[Dataset records Boundary: Start]
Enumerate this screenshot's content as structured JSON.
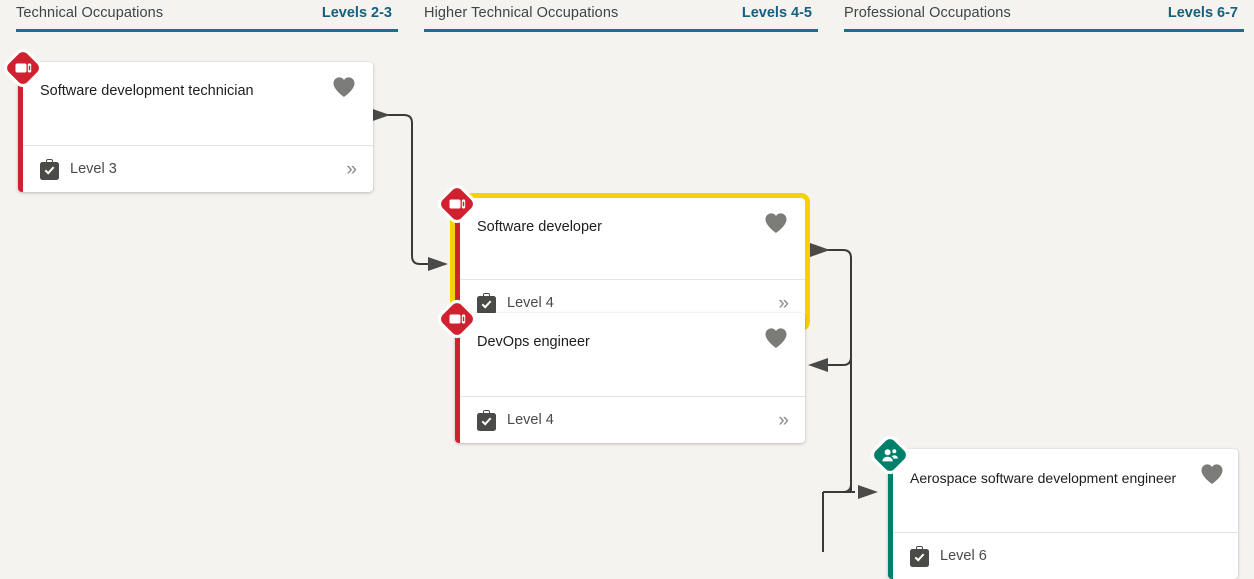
{
  "columns": [
    {
      "title": "Technical Occupations",
      "levels": "Levels 2-3"
    },
    {
      "title": "Higher Technical Occupations",
      "levels": "Levels 4-5"
    },
    {
      "title": "Professional Occupations",
      "levels": "Levels 6-7"
    }
  ],
  "cards": [
    {
      "id": "software-development-technician",
      "title": "Software development technician",
      "level": "Level 3",
      "badge_type": "apprenticeship",
      "badge_color": "#cf2130",
      "stripe_color": "#cf2130",
      "highlighted": false,
      "favourite_icon": "heart-icon",
      "level_icon": "clipboard-check-icon",
      "expand_icon": "chevron-double-right-icon"
    },
    {
      "id": "software-developer",
      "title": "Software developer",
      "level": "Level 4",
      "badge_type": "apprenticeship",
      "badge_color": "#cf2130",
      "stripe_color": "#cf2130",
      "highlighted": true,
      "highlight_color": "#f2d200",
      "favourite_icon": "heart-icon",
      "level_icon": "clipboard-check-icon",
      "expand_icon": "chevron-double-right-icon"
    },
    {
      "id": "devops-engineer",
      "title": "DevOps engineer",
      "level": "Level 4",
      "badge_type": "apprenticeship",
      "badge_color": "#cf2130",
      "stripe_color": "#cf2130",
      "highlighted": false,
      "favourite_icon": "heart-icon",
      "level_icon": "clipboard-check-icon",
      "expand_icon": "chevron-double-right-icon"
    },
    {
      "id": "aerospace-software-development-engineer",
      "title": "Aerospace software development engineer",
      "level": "Level 6",
      "badge_type": "degree-apprenticeship",
      "badge_color": "#00806a",
      "stripe_color": "#00806a",
      "highlighted": false,
      "favourite_icon": "heart-icon",
      "level_icon": "clipboard-check-icon",
      "expand_icon": null
    }
  ],
  "theme": {
    "background": "#f5f3ef",
    "header_rule": "#1b6e8c",
    "header_link": "#15607e",
    "header_title": "#3d4548",
    "connector": "#3a3a38",
    "card_background": "#ffffff",
    "icon_gray": "#7b7b79"
  }
}
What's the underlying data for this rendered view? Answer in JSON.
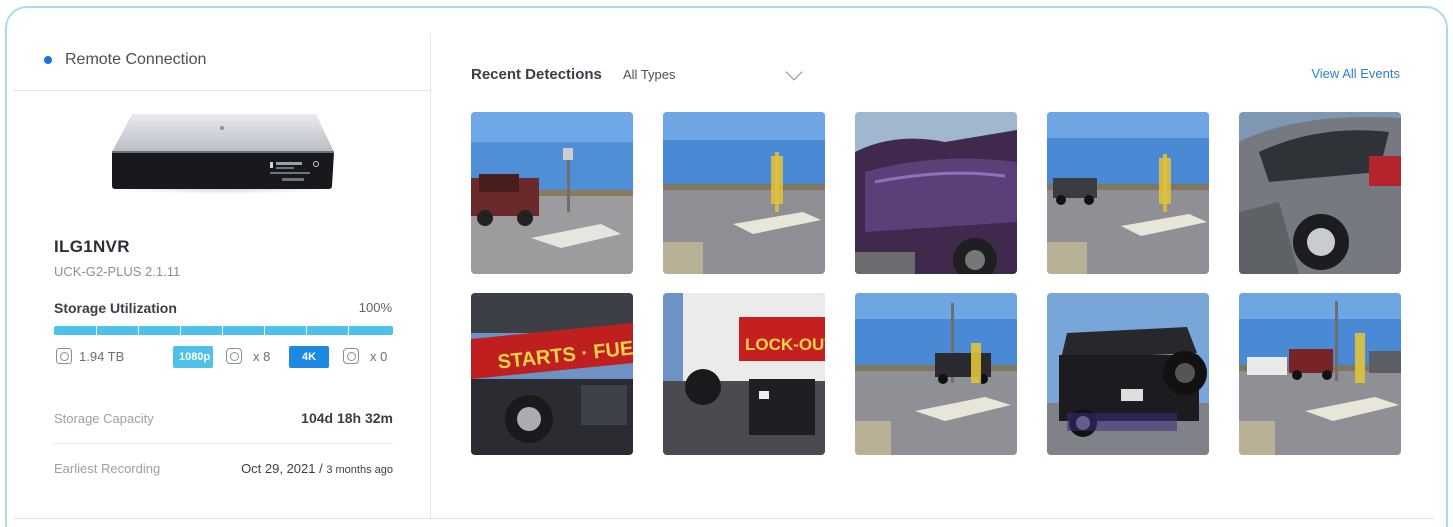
{
  "remote": {
    "label": "Remote Connection",
    "status_color": "#1b6ee6"
  },
  "device": {
    "name": "ILG1NVR",
    "model": "UCK-G2-PLUS 2.1.11",
    "storage_label": "Storage Utilization",
    "storage_pct": "100%",
    "storage_fraction": 1.0,
    "bar_color": "#4fc1e9",
    "disk_size": "1.94 TB",
    "badge_1080": "1080p",
    "count_1080": "x 8",
    "badge_4k": "4K",
    "count_4k": "x 0"
  },
  "info": {
    "capacity_label": "Storage Capacity",
    "capacity_value": "104d 18h 32m",
    "earliest_label": "Earliest Recording",
    "earliest_date": "Oct 29, 2021 / ",
    "earliest_ago": "3 months ago"
  },
  "detections": {
    "title": "Recent Detections",
    "filter": "All Types",
    "view_all": "View All Events",
    "thumbnails": [
      {
        "scene": "parking-pickup-truck"
      },
      {
        "scene": "parking-lot-pole"
      },
      {
        "scene": "car-closeup-purple"
      },
      {
        "scene": "parking-lot-car-far"
      },
      {
        "scene": "silver-suv-closeup"
      },
      {
        "scene": "tow-truck-fuel-sign",
        "text": "STARTS · FUE"
      },
      {
        "scene": "tow-truck-lockouts",
        "text": "LOCK-OUTS"
      },
      {
        "scene": "parking-lot-black-car"
      },
      {
        "scene": "black-jeep-rear"
      },
      {
        "scene": "parking-lot-red-truck"
      }
    ]
  },
  "colors": {
    "accent": "#4fc1e9",
    "link": "#2f7fd1",
    "badge_1080": "#4fc1e9",
    "badge_4k": "#1e88e5",
    "frame_border": "#a8dcec"
  }
}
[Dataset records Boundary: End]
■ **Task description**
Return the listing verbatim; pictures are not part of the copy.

■ **Solution below**
Enumerate this screenshot's content as structured JSON.
{
  "columns": [
    {
      "title": "Technical Occupations",
      "levels": "Levels 2-3"
    },
    {
      "title": "Higher Technical Occupations",
      "levels": "Levels 4-5"
    },
    {
      "title": "Professional Occupations",
      "levels": "Levels 6-7"
    }
  ],
  "cards": [
    {
      "id": "software-development-technician",
      "title": "Software development technician",
      "level": "Level 3",
      "badge_type": "apprenticeship",
      "badge_color": "#cf2130",
      "stripe_color": "#cf2130",
      "highlighted": false,
      "favourite_icon": "heart-icon",
      "level_icon": "clipboard-check-icon",
      "expand_icon": "chevron-double-right-icon"
    },
    {
      "id": "software-developer",
      "title": "Software developer",
      "level": "Level 4",
      "badge_type": "apprenticeship",
      "badge_color": "#cf2130",
      "stripe_color": "#cf2130",
      "highlighted": true,
      "highlight_color": "#f2d200",
      "favourite_icon": "heart-icon",
      "level_icon": "clipboard-check-icon",
      "expand_icon": "chevron-double-right-icon"
    },
    {
      "id": "devops-engineer",
      "title": "DevOps engineer",
      "level": "Level 4",
      "badge_type": "apprenticeship",
      "badge_color": "#cf2130",
      "stripe_color": "#cf2130",
      "highlighted": false,
      "favourite_icon": "heart-icon",
      "level_icon": "clipboard-check-icon",
      "expand_icon": "chevron-double-right-icon"
    },
    {
      "id": "aerospace-software-development-engineer",
      "title": "Aerospace software development engineer",
      "level": "Level 6",
      "badge_type": "degree-apprenticeship",
      "badge_color": "#00806a",
      "stripe_color": "#00806a",
      "highlighted": false,
      "favourite_icon": "heart-icon",
      "level_icon": "clipboard-check-icon",
      "expand_icon": null
    }
  ],
  "theme": {
    "background": "#f5f3ef",
    "header_rule": "#1b6e8c",
    "header_link": "#15607e",
    "header_title": "#3d4548",
    "connector": "#3a3a38",
    "card_background": "#ffffff",
    "icon_gray": "#7b7b79"
  }
}
What's the underlying data for this rendered view? Answer in JSON.
{
  "remote": {
    "label": "Remote Connection",
    "status_color": "#1b6ee6"
  },
  "device": {
    "name": "ILG1NVR",
    "model": "UCK-G2-PLUS 2.1.11",
    "storage_label": "Storage Utilization",
    "storage_pct": "100%",
    "storage_fraction": 1.0,
    "bar_color": "#4fc1e9",
    "disk_size": "1.94 TB",
    "badge_1080": "1080p",
    "count_1080": "x 8",
    "badge_4k": "4K",
    "count_4k": "x 0"
  },
  "info": {
    "capacity_label": "Storage Capacity",
    "capacity_value": "104d 18h 32m",
    "earliest_label": "Earliest Recording",
    "earliest_date": "Oct 29, 2021 / ",
    "earliest_ago": "3 months ago"
  },
  "detections": {
    "title": "Recent Detections",
    "filter": "All Types",
    "view_all": "View All Events",
    "thumbnails": [
      {
        "scene": "parking-pickup-truck"
      },
      {
        "scene": "parking-lot-pole"
      },
      {
        "scene": "car-closeup-purple"
      },
      {
        "scene": "parking-lot-car-far"
      },
      {
        "scene": "silver-suv-closeup"
      },
      {
        "scene": "tow-truck-fuel-sign",
        "text": "STARTS · FUE"
      },
      {
        "scene": "tow-truck-lockouts",
        "text": "LOCK-OUTS"
      },
      {
        "scene": "parking-lot-black-car"
      },
      {
        "scene": "black-jeep-rear"
      },
      {
        "scene": "parking-lot-red-truck"
      }
    ]
  },
  "colors": {
    "accent": "#4fc1e9",
    "link": "#2f7fd1",
    "badge_1080": "#4fc1e9",
    "badge_4k": "#1e88e5",
    "frame_border": "#a8dcec"
  }
}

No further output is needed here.